In a VUCA world, marketers are now facing two harsh truths:
There is a lot of nonconscious noise in consumers’ minds.
It’s only going to get harder to break through that noise.
Why is VUCA Happening?
The world is becoming more VUCA because as we become more connected to our devices, our information platforms will continue expanding rapidly.
Look at it this way: at first, brands thought their ability to inundate consumers in their messaging was a good thing. New social media sites, as well as new media platforms such as Netflix, meant that brands had intimate access to people beyond television, radio, newspapers, and other traditional channels. This was great news, right?
It wasn’t. What’s happened instead is a complete overwhelm of the consumer.
In addition to smartphones and tablets, consumers can now access media on their watches, smart TVs, and voice-activated artificial intelligence such as Alexa.
When will this media inundation stop? The truth is, it’s never going to stop; it’s only going to increase. As a result, our psychological filters will become even stronger.
If your marketing can break through that psychological filter, your message will be considered by the consumer, and it will be more likely to be acted on.
How do you break through the filter? Many marketers get lucky by getting louder with their activation and messaging. But that’s almost always the wrong choice.
Louder Isn’t Better in the Long Run
In 2012, the Doritos brand team came up with one of the loudest, boldest marketing campaigns I’ve ever seen. In an effort to go viral, they set up a 50-foot vending machine that doubled as a concert stage at South by Southwest. It had flashing LED lights, giant bags of Doritos, and featured artists like Snoop Dogg and Ice Cube.
It was incredibly grandiose, and they brought it back several years in a row.

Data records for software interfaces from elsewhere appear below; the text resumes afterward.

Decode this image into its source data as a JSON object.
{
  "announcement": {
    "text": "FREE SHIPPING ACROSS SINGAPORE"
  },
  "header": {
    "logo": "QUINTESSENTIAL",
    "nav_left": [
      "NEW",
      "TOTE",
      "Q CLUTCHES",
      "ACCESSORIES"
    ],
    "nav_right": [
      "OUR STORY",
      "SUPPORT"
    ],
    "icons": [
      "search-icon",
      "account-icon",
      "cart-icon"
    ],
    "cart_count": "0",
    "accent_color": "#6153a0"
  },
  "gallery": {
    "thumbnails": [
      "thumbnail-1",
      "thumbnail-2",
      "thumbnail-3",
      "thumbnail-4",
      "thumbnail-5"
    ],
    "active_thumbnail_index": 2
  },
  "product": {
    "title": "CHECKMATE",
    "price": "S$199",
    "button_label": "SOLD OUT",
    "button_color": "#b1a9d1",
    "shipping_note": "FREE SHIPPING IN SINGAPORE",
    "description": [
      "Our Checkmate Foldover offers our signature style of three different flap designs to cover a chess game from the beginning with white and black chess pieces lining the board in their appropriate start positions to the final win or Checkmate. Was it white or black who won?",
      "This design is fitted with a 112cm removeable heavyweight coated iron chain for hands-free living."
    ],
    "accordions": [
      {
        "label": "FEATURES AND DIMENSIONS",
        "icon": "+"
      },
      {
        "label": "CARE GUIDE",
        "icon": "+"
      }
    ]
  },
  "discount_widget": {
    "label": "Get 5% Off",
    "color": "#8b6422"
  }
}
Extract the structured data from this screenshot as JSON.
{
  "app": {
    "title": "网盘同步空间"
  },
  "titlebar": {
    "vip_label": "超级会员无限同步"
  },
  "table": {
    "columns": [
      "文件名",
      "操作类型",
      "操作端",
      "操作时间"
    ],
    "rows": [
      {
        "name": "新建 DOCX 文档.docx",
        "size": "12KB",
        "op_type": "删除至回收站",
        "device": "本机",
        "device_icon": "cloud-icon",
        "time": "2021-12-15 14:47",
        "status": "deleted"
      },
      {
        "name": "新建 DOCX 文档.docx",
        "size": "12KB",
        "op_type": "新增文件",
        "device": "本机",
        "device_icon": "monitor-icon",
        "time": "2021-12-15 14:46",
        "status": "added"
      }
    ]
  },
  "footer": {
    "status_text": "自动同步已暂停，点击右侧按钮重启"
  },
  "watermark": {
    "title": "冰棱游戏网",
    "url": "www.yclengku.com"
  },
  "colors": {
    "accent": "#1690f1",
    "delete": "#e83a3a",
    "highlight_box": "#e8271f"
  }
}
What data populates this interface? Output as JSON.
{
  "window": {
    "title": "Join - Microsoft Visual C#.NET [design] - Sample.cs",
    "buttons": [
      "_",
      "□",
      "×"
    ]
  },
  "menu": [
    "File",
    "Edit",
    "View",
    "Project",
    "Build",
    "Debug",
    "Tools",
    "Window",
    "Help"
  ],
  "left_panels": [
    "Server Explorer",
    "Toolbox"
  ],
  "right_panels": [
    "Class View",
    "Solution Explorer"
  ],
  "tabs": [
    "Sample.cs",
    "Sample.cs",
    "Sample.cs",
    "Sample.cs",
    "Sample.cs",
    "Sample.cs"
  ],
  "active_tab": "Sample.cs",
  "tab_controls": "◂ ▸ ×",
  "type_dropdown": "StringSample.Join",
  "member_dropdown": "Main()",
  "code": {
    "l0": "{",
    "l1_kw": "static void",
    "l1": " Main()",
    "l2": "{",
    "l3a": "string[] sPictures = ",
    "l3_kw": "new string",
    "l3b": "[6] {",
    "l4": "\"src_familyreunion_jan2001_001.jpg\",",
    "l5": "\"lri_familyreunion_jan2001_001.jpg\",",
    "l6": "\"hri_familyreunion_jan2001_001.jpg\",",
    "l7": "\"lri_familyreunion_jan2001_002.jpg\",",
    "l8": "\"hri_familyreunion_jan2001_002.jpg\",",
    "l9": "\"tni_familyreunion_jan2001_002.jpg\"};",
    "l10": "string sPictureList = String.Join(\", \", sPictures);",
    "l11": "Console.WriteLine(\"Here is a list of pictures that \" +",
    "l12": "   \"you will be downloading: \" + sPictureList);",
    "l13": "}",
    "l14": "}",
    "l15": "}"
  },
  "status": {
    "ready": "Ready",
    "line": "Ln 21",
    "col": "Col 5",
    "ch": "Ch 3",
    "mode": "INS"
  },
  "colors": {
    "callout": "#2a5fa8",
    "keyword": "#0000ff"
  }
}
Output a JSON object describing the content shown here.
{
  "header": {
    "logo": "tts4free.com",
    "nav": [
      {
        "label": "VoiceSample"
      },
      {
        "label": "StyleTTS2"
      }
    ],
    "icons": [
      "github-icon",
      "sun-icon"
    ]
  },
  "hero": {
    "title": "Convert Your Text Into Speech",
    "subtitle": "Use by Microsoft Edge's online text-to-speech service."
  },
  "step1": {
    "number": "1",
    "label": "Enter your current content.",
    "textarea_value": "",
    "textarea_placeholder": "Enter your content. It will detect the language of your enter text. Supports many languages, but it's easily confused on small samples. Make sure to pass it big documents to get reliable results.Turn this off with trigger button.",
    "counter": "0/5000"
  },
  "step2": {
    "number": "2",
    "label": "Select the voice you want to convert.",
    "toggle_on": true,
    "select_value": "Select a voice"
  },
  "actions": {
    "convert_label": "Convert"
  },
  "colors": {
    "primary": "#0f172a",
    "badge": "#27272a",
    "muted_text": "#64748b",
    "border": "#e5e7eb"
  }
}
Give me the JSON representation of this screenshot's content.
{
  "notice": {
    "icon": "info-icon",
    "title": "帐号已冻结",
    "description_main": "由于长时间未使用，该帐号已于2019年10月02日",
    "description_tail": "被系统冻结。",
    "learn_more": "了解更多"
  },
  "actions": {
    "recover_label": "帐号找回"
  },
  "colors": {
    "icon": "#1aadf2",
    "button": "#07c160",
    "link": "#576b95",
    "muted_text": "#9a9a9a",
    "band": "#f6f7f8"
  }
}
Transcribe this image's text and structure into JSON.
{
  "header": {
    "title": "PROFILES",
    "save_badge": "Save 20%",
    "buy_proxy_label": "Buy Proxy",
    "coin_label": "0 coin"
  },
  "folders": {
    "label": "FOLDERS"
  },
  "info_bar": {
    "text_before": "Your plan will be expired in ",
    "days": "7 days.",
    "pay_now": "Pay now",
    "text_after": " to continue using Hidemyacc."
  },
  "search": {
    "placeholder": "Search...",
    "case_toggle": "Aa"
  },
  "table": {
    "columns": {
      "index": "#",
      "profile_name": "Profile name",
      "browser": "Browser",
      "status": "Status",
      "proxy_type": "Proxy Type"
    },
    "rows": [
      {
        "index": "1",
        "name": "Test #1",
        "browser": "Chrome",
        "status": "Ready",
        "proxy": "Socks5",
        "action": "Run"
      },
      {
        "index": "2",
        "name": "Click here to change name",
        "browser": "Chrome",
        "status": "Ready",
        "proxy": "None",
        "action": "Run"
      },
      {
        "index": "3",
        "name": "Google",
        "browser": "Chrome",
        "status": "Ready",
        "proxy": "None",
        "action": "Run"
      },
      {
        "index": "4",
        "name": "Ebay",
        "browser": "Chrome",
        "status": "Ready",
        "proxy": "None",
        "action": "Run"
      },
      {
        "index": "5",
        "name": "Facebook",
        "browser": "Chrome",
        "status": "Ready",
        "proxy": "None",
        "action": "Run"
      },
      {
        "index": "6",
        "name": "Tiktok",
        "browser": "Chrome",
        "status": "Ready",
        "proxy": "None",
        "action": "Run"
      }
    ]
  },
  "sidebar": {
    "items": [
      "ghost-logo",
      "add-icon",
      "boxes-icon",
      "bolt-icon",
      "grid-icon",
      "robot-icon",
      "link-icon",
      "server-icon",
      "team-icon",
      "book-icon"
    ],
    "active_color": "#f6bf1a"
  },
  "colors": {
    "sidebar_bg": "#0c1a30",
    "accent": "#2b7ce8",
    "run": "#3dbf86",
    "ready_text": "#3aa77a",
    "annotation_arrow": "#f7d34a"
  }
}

And now it seems rudimentary.
Did they get a significant ROI on their incredibly loud marketing campaign?
Maybe, maybe not. It’s almost irrelevant. Even if successful, that urge to go viral creates a dangerous cycle for Doritos and its competitors. After the Doritos giant vending machine stunt, Pringles thinks it has to get even louder, so it creates a pop-up store in Times Square allowing people to mix and match unique flavors with Al Roker.
Then Doritos thinks it has to go even bolder, so it responds by making a hundred-foot stage at the next year’s South by Southwest. You get the point?
Suddenly, something that once seemed grandiose—a multistory vending machine concert stage—isn’t wild enough to break through the marketing noise. So you’re in an endless cycle of overspending to make a lot of marketing noise. Eventually, you’ll run out of money and real estate to keep building giant vending machines.
The endless cycle of one-upping your competition will only get more expensive for everyone as you try to reach consumers on different platforms. It’s simply unsustainable financially, particularly in our current corporate environment where CEOs are forcing marketers to justify their jobs by calculating ROI on an almost daily basis.
A Better Way Forward
But what if I told you that you can use behavior design strategies and tactics in a subtle way to get through your consumers’ nonconscious filter? You have to dance your way past it, not smash through it with a sledgehammer.
What is behavior design, you ask? To me, behavior design is the process of applying the latest neurological and behavioral insights to the development of customer interactions to psychologically influence and change consumer behavior.
It’s the recipe behind today’s best marketing—marketing that gets people to act.
The essence of behavior design is understanding the real “whys” behind behaviors and designing for it. There could be small biological, neurological, or psychological reasons in play, among others. Behavior design is part intuition, part artistry, and part science, all merged together to influence the heart and the mind.
It doesn’t replace design or great marketing; it builds on it.